**EXERCISE BRIEF**:
From the first line to the last, return the material exactly.
########################################
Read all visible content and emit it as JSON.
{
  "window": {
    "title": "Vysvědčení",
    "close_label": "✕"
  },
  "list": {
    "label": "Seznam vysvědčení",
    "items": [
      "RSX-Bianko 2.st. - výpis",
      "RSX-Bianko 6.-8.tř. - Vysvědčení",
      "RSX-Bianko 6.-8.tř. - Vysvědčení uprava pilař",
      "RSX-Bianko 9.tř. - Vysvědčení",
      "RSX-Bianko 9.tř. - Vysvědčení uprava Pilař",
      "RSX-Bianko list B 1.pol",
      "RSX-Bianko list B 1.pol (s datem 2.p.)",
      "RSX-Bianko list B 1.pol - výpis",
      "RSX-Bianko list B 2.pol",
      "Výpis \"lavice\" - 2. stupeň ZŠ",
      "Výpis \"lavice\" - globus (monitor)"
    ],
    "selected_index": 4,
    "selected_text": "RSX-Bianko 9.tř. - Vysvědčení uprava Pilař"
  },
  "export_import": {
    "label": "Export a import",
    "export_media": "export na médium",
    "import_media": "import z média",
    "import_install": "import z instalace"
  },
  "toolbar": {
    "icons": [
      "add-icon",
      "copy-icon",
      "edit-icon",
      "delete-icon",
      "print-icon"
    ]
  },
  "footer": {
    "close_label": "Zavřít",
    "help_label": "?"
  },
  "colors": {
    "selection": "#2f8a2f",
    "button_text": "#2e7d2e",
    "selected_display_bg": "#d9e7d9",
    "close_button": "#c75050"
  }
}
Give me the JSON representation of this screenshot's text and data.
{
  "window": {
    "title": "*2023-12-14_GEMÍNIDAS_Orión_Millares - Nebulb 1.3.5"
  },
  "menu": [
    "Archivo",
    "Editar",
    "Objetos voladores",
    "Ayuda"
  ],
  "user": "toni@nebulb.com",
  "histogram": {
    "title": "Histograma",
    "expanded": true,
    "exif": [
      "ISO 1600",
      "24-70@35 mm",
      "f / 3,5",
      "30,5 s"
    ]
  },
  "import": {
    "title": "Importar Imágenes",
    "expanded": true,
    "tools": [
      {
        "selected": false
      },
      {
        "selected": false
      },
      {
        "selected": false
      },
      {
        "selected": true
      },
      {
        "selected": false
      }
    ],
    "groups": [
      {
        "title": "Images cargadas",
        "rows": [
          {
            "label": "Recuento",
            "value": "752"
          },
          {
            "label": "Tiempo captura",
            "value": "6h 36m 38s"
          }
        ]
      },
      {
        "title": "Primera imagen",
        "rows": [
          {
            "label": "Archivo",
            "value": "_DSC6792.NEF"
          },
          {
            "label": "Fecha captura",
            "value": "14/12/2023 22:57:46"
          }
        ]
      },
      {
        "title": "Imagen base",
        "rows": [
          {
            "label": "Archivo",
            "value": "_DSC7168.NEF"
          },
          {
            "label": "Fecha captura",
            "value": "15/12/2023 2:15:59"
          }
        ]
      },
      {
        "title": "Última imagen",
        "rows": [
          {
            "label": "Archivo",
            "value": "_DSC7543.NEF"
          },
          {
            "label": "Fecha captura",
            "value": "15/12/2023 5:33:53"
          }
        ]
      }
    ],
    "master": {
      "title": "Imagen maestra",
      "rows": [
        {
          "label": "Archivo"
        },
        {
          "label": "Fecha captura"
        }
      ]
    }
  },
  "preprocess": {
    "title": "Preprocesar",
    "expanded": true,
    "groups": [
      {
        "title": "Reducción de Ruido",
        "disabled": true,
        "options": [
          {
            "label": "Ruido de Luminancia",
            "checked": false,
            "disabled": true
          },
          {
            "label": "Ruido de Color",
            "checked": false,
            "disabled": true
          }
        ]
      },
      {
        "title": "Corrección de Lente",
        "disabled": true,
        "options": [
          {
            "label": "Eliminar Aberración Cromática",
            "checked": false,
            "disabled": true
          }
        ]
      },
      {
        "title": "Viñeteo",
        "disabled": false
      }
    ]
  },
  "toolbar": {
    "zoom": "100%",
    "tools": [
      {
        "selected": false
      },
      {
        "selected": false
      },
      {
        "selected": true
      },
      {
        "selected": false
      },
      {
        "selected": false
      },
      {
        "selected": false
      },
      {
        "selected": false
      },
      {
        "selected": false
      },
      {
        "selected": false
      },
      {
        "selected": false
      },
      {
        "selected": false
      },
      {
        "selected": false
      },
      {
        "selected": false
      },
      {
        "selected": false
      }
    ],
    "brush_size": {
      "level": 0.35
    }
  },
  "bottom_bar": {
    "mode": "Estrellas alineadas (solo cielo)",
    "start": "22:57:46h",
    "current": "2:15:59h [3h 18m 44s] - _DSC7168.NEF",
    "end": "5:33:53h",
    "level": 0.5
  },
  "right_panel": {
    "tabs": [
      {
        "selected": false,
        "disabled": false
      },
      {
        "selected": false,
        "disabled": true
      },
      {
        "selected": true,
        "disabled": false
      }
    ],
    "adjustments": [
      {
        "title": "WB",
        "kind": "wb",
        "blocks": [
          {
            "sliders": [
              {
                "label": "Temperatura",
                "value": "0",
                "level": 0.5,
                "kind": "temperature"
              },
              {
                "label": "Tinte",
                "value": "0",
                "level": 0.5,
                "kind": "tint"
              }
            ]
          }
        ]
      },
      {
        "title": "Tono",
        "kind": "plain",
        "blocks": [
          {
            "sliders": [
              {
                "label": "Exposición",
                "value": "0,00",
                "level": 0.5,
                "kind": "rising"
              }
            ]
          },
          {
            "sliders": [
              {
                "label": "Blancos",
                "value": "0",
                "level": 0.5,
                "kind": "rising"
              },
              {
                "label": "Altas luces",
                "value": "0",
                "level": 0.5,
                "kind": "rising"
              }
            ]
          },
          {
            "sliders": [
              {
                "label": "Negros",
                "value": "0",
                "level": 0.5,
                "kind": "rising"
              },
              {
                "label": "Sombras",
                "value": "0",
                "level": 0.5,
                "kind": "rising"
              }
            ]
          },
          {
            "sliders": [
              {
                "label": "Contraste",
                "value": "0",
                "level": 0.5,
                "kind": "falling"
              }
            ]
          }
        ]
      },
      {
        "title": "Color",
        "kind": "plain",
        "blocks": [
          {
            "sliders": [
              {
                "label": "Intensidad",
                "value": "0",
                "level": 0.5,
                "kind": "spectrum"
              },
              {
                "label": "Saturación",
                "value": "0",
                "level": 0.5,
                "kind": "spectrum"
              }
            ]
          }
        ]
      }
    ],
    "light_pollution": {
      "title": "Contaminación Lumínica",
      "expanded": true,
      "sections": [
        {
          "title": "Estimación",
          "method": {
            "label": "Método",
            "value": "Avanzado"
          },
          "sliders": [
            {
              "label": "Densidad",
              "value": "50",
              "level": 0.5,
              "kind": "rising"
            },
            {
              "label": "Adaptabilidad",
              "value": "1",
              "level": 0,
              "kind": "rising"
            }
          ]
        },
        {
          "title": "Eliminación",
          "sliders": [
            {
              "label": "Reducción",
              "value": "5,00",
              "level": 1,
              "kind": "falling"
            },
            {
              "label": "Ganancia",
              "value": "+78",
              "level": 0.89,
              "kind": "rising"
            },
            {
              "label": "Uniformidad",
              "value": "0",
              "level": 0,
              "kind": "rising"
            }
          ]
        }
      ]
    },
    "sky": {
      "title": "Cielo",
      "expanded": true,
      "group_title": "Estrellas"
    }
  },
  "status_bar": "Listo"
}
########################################
**COMPLETED EXERCISE**:
Read all visible content and emit it as JSON.
{
  "window": {
    "title": "Vysvědčení",
    "close_label": "✕"
  },
  "list": {
    "label": "Seznam vysvědčení",
    "items": [
      "RSX-Bianko 2.st. - výpis",
      "RSX-Bianko 6.-8.tř. - Vysvědčení",
      "RSX-Bianko 6.-8.tř. - Vysvědčení uprava pilař",
      "RSX-Bianko 9.tř. - Vysvědčení",
      "RSX-Bianko 9.tř. - Vysvědčení uprava Pilař",
      "RSX-Bianko list B 1.pol",
      "RSX-Bianko list B 1.pol (s datem 2.p.)",
      "RSX-Bianko list B 1.pol - výpis",
      "RSX-Bianko list B 2.pol",
      "Výpis \"lavice\" - 2. stupeň ZŠ",
      "Výpis \"lavice\" - globus (monitor)"
    ],
    "selected_index": 4,
    "selected_text": "RSX-Bianko 9.tř. - Vysvědčení uprava Pilař"
  },
  "export_import": {
    "label": "Export a import",
    "export_media": "export na médium",
    "import_media": "import z média",
    "import_install": "import z instalace"
  },
  "toolbar": {
    "icons": [
      "add-icon",
      "copy-icon",
      "edit-icon",
      "delete-icon",
      "print-icon"
    ]
  },
  "footer": {
    "close_label": "Zavřít",
    "help_label": "?"
  },
  "colors": {
    "selection": "#2f8a2f",
    "button_text": "#2e7d2e",
    "selected_display_bg": "#d9e7d9",
    "close_button": "#c75050"
  }
}
Give me the JSON representation of this screenshot's text and data.
{
  "window": {
    "title": "*2023-12-14_GEMÍNIDAS_Orión_Millares - Nebulb 1.3.5"
  },
  "menu": [
    "Archivo",
    "Editar",
    "Objetos voladores",
    "Ayuda"
  ],
  "user": "toni@nebulb.com",
  "histogram": {
    "title": "Histograma",
    "expanded": true,
    "exif": [
      "ISO 1600",
      "24-70@35 mm",
      "f / 3,5",
      "30,5 s"
    ]
  },
  "import": {
    "title": "Importar Imágenes",
    "expanded": true,
    "tools": [
      {
        "selected": false
      },
      {
        "selected": false
      },
      {
        "selected": false
      },
      {
        "selected": true
      },
      {
        "selected": false
      }
    ],
    "groups": [
      {
        "title": "Images cargadas",
        "rows": [
          {
            "label": "Recuento",
            "value": "752"
          },
          {
            "label": "Tiempo captura",
            "value": "6h 36m 38s"
          }
        ]
      },
      {
        "title": "Primera imagen",
        "rows": [
          {
            "label": "Archivo",
            "value": "_DSC6792.NEF"
          },
          {
            "label": "Fecha captura",
            "value": "14/12/2023 22:57:46"
          }
        ]
      },
      {
        "title": "Imagen base",
        "rows": [
          {
            "label": "Archivo",
            "value": "_DSC7168.NEF"
          },
          {
            "label": "Fecha captura",
            "value": "15/12/2023 2:15:59"
          }
        ]
      },
      {
        "title": "Última imagen",
        "rows": [
          {
            "label": "Archivo",
            "value": "_DSC7543.NEF"
          },
          {
            "label": "Fecha captura",
            "value": "15/12/2023 5:33:53"
          }
        ]
      }
    ],
    "master": {
      "title": "Imagen maestra",
      "rows": [
        {
          "label": "Archivo"
        },
        {
          "label": "Fecha captura"
        }
      ]
    }
  },
  "preprocess": {
    "title": "Preprocesar",
    "expanded": true,
    "groups": [
      {
        "title": "Reducción de Ruido",
        "disabled": true,
        "options": [
          {
            "label": "Ruido de Luminancia",
            "checked": false,
            "disabled": true
          },
          {
            "label": "Ruido de Color",
            "checked": false,
            "disabled": true
          }
        ]
      },
      {
        "title": "Corrección de Lente",
        "disabled": true,
        "options": [
          {
            "label": "Eliminar Aberración Cromática",
            "checked": false,
            "disabled": true
          }
        ]
      },
      {
        "title": "Viñeteo",
        "disabled": false
      }
    ]
  },
  "toolbar": {
    "zoom": "100%",
    "tools": [
      {
        "selected": false
      },
      {
        "selected": false
      },
      {
        "selected": true
      },
      {
        "selected": false
      },
      {
        "selected": false
      },
      {
        "selected": false
      },
      {
        "selected": false
      },
      {
        "selected": false
      },
      {
        "selected": false
      },
      {
        "selected": false
      },
      {
        "selected": false
      },
      {
        "selected": false
      },
      {
        "selected": false
      },
      {
        "selected": false
      }
    ],
    "brush_size": {
      "level": 0.35
    }
  },
  "bottom_bar": {
    "mode": "Estrellas alineadas (solo cielo)",
    "start": "22:57:46h",
    "current": "2:15:59h [3h 18m 44s] - _DSC7168.NEF",
    "end": "5:33:53h",
    "level": 0.5
  },
  "right_panel": {
    "tabs": [
      {
        "selected": false,
        "disabled": false
      },
      {
        "selected": false,
        "disabled": true
      },
      {
        "selected": true,
        "disabled": false
      }
    ],
    "adjustments": [
      {
        "title": "WB",
        "kind": "wb",
        "blocks": [
          {
            "sliders": [
              {
                "label": "Temperatura",
                "value": "0",
                "level": 0.5,
                "kind": "temperature"
              },
              {
                "label": "Tinte",
                "value": "0",
                "level": 0.5,
                "kind": "tint"
              }
            ]
          }
        ]
      },
      {
        "title": "Tono",
        "kind": "plain",
        "blocks": [
          {
            "sliders": [
              {
                "label": "Exposición",
                "value": "0,00",
                "level": 0.5,
                "kind": "rising"
              }
            ]
          },
          {
            "sliders": [
              {
                "label": "Blancos",
                "value": "0",
                "level": 0.5,
                "kind": "rising"
              },
              {
                "label": "Altas luces",
                "value": "0",
                "level": 0.5,
                "kind": "rising"
              }
            ]
          },
          {
            "sliders": [
              {
                "label": "Negros",
                "value": "0",
                "level": 0.5,
                "kind": "rising"
              },
              {
                "label": "Sombras",
                "value": "0",
                "level": 0.5,
                "kind": "rising"
              }
            ]
          },
          {
            "sliders": [
              {
                "label": "Contraste",
                "value": "0",
                "level": 0.5,
                "kind": "falling"
              }
            ]
          }
        ]
      },
      {
        "title": "Color",
        "kind": "plain",
        "blocks": [
          {
            "sliders": [
              {
                "label": "Intensidad",
                "value": "0",
                "level": 0.5,
                "kind": "spectrum"
              },
              {
                "label": "Saturación",
                "value": "0",
                "level": 0.5,
                "kind": "spectrum"
              }
            ]
          }
        ]
      }
    ],
    "light_pollution": {
      "title": "Contaminación Lumínica",
      "expanded": true,
      "sections": [
        {
          "title": "Estimación",
          "method": {
            "label": "Método",
            "value": "Avanzado"
          },
          "sliders": [
            {
              "label": "Densidad",
              "value": "50",
              "level": 0.5,
              "kind": "rising"
            },
            {
              "label": "Adaptabilidad",
              "value": "1",
              "level": 0,
              "kind": "rising"
            }
          ]
        },
        {
          "title": "Eliminación",
          "sliders": [
            {
              "label": "Reducción",
              "value": "5,00",
              "level": 1,
              "kind": "falling"
            },
            {
              "label": "Ganancia",
              "value": "+78",
              "level": 0.89,
              "kind": "rising"
            },
            {
              "label": "Uniformidad",
              "value": "0",
              "level": 0,
              "kind": "rising"
            }
          ]
        }
      ]
    },
    "sky": {
      "title": "Cielo",
      "expanded": true,
      "group_title": "Estrellas"
    }
  },
  "status_bar": "Listo"
}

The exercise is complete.